The Russian defence ministry accused Israel of being responsible for the tragic incident, saying that the Israeli fighter jets used the Russian aircraft as a shield when the Syrian air defence system started firing at them. It also claimed that Tel Aviv gave a one-minute warning before launching the operation and did not specify that it was going after a target in Latakia province, which is home to Russia's Hmeimim airbase.
The Israeli government rejected the accusations and even sent a defence delegation to Russia to provide clarification. Its efforts, however, do not seem to have pacified the Russian defence ministry, which on September 24 announced that it was going to deploy a modern S system to Syria. This could curb Israel's ability to launch air operations in Syria and exacerbate further the already strained Russian-Israeli relations. The Tehran problem When Russia launched its direct military intervention in Syria in SeptemberIsrael welcomed it because it saw it as a way to contain Iran.
The two countries reached a mutual understanding not to cross each other's red lines. While Moscow conceded that Iranian proximity to Israeli borders may be undesirable as it could drag Israel into the Syrian war, Tel Aviv acknowledged the security of the Assad regime was not to be compromised. Because of their close ties, Israel tolerated the expansion of Iranian forces towards its borders in support of Russian operations in Syria securing the success of the counter-offensive against the Syrian armed opposition.
At the same time, Russia gave Israel considerable operational freedom when it came to its national security interests in Syria.
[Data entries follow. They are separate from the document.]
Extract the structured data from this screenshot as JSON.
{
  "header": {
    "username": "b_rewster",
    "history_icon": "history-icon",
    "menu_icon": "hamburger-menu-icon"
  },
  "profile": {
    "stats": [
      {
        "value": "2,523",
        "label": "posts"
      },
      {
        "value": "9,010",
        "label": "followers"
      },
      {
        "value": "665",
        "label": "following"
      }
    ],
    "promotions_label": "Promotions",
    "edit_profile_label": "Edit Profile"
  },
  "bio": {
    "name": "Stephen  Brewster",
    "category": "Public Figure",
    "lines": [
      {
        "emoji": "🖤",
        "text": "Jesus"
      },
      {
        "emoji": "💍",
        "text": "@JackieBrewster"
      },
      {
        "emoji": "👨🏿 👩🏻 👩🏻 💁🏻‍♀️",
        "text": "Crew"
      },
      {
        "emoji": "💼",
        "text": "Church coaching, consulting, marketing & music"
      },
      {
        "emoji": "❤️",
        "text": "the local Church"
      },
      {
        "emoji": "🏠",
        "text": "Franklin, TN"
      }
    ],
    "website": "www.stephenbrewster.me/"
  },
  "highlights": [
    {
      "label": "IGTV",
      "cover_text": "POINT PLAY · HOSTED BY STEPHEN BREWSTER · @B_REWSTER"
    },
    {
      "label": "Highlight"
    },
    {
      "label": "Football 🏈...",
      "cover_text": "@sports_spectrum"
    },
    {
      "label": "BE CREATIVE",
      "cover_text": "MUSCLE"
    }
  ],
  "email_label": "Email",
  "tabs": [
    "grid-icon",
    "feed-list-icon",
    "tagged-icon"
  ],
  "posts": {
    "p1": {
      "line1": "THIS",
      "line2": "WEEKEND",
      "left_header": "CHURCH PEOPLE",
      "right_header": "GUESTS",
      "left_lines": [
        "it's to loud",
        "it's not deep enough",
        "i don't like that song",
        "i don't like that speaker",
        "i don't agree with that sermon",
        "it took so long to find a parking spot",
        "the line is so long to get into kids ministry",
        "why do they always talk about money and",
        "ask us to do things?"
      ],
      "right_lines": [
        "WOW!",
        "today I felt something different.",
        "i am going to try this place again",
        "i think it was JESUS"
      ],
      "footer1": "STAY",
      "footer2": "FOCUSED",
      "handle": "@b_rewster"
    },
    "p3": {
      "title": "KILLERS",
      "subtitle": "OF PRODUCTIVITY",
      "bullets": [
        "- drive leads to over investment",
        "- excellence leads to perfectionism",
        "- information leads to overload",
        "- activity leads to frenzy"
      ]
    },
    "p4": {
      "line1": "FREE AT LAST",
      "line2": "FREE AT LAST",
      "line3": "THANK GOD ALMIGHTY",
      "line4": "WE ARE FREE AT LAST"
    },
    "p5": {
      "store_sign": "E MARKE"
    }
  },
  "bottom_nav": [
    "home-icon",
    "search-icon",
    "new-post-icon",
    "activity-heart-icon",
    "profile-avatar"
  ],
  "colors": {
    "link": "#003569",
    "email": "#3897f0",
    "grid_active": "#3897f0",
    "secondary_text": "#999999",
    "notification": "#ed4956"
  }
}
To ensure that there are no problems with Israeli air force operations, from the very start of its direct military intervention in Syria, Russia established a hotline with Israel.
And according to former Israeli Defence Minister Moshe Ya'alon, Tel Aviv did not have to inform Moscow of its operations, as the Russian military is able to identify Israeli jets and not interfere in their operations. Since the beginning ofIsrael has intensified its attacks on Iranian and Hezbollah targets in Syria with Russia's tacit consent. Yet the policy of non-interference in Israel's limited and calculated operations in Syria was mistakenly perceived by the Israeli government as a nod of approval by Moscow.
Yet, Russia has not made any major moves to contain Iran. In fact, over the past three years, its military successes have allowed Iran to entrench its presence in Syria, shattering Israel's hopes and straining relations between the two countries.
Russian officials, including Russian President Vladimir Putinhave consistently made it clear to Israeli counterparts that they do not see Iran's presence in Syria as an existential threat to Israel.
Over the past year, Iranian presence in Syria has increasingly become a point of tension between Moscow and Tel Aviv.